Author: Noah Bucon

Noah Bucon is the Regulatory Affairs Manager on 3Degrees’ Market Intelligence Team where he focuses on ensuring the integrity and impact of 3Degrees’ participation in global renewable energy and carbon markets.

Guarantees of Origin: An option for renewable energy in Europe

europe street

Since the World Resources Institute (WRI) unveiled new guidance for Scope 2 emissions accounting within the Greenhouse Gas Protocol Corporate Standard back in 2015, there has been an increased focus on global energy purchasing, with more organizations looking for options across the globe.  

Guarantees of origin

One such option is the Guarantee of Origin (GO), a voluntary renewable energy product that is used to claim consumption of renewable energy in Europe. A GO represents one megawatt hour of electricity from a renewable resource. Similar to a REC in the U.S., a GO represents the environmental attributes (but not the power) associated with renewable energy. Although all European countries are required to use GOs to track renewable energy consumption, not all have joined the Association of Issuing Bodies (AIB), which ensures adherence to best practices and market rules.

In countries that have joined the AIB, the European Energy Certificate System (EECS) certifies and registers each GO, preventing double counting and identifying the source of the GO and the method of production. In some countries, GOs may also be used to track renewable natural gas as well as some nonrenewable resources, so it is important to specify the type of GO desired when procuring these instruments. GO certificates are viable for 12 months from the date of issue.

Guarantee-of-origin-features

Regulatory considerations

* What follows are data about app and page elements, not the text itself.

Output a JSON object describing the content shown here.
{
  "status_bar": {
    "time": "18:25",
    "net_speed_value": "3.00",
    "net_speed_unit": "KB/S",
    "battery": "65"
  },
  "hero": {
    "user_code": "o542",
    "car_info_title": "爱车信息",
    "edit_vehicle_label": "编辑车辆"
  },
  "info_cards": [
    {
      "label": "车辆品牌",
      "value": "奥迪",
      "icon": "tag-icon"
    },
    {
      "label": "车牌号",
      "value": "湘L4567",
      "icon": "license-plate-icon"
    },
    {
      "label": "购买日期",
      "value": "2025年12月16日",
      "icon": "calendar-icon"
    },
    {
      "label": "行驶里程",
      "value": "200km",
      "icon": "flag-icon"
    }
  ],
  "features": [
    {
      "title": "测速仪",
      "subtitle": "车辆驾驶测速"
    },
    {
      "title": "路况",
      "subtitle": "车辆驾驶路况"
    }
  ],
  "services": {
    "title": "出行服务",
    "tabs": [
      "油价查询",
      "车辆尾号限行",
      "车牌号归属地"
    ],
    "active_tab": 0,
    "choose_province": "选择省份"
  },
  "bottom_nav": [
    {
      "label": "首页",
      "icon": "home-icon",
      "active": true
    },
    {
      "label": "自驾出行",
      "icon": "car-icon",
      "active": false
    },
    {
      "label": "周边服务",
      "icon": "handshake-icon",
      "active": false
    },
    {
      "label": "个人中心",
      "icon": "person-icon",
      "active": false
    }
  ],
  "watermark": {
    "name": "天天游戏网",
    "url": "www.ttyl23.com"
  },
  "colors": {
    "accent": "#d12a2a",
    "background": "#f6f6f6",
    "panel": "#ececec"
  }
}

The European voluntary market is well defined with clear norms of transparency and accountability. However, there are some complexities to the market that are important to understand. Although the EECS system creates rules around the creation and transfer of GOs, there are some country specific rules that can impact customers, specifically around project eligibility and GO cancellation. Although Europe is considered to be a single market, GOs are intended (where possible) to be cancelled in the GO registry of the country in which renewable energy claims are made. Due to a patchwork of trading/cancellation restrictions across the continent, this requirement can add administrative complexity for companies with operations in multiple countries. 3Degrees works closely with our clients to help them navigate the logistics of making EU-wide renewable energy claims in line with market rules.

AIB-members-2020

Note: As of Q1 2020, Latvia, Montenegro, and Portugal are in the process of applying to join the Association of Issuing Bodies (AIB).

Interested in learning more about global renewable energy options? Read our blog on Navigating the Opportunities and Pitfalls of International Renewable Energy Markets or this case study on how Verisk is successfully addressing emissions from its global energy load.

Exploring I-RECs: A renewable energy option in international markets

wind turbines in Asia

In 2015, the World Resources Institute (WRI) unveiled new guidance for Scope 2 emissions accounting within the Greenhouse Gas Protocol Corporate Standard. This update introduced a market-based accounting mechanism that gives companies the opportunity to reduce their Scope 2 emissions through the purchase of renewable energy certificates, PPAs, and other contractual instruments. This provision has driven a new focus on global energy purchasing, with more organizations looking for options across the globe.

Product Profile

The I-REC, an international renewable energy certificate, represents transferrable proof that one MWh of electricity was produced from renewable energy sources and added to an electrical grid. Purchasing an I-REC allows the buyer to claim consumption of one MWh of renewable energy. I-RECs can originate from wind, solar, ocean energy, biomass, hydropower, landfill gas, aerothermal, geothermal, and landfill gas projects. 3Degrees only transacts I-RECs issued in countries authorized by the International REC Standard and traded on the I-REC Registry. This standard establishes rules and regulations for a transparent system that simplifies claims and eliminates double counting issues, making products compliant with Scope 2 reporting guidelines. Valid renewable energy claims also depend on additional factors, such as whether production and consumption occur within an appropriate market boundary.

Regulatory Considerations

In some cases, the I-REC Secretariat implements country-specific restrictions on certificate issuance to ensure environmental integrity and prevent double counting. For example, issuance would be prohibited for generation that is counted toward a state-mandated renewable energy delivery quota. Every country’s regulatory environment is unique, and even though a policy may not lead to double counting, it may nonetheless change the scope of claims an I-REC purchaser can make. 3Degrees’ Regulatory Affairs team reviews each country in which I-REC issuance is authorized to comprehensively understand and communicate the integrity and impact of our clients’ I-REC purchases.

Interested in learning more about global renewable energy options? Read our blog on Navigating the Opportunities and Pitfalls of International Renewable Energy Markets or this case study on how Verisk is successfully addressing emissions from its global energy load.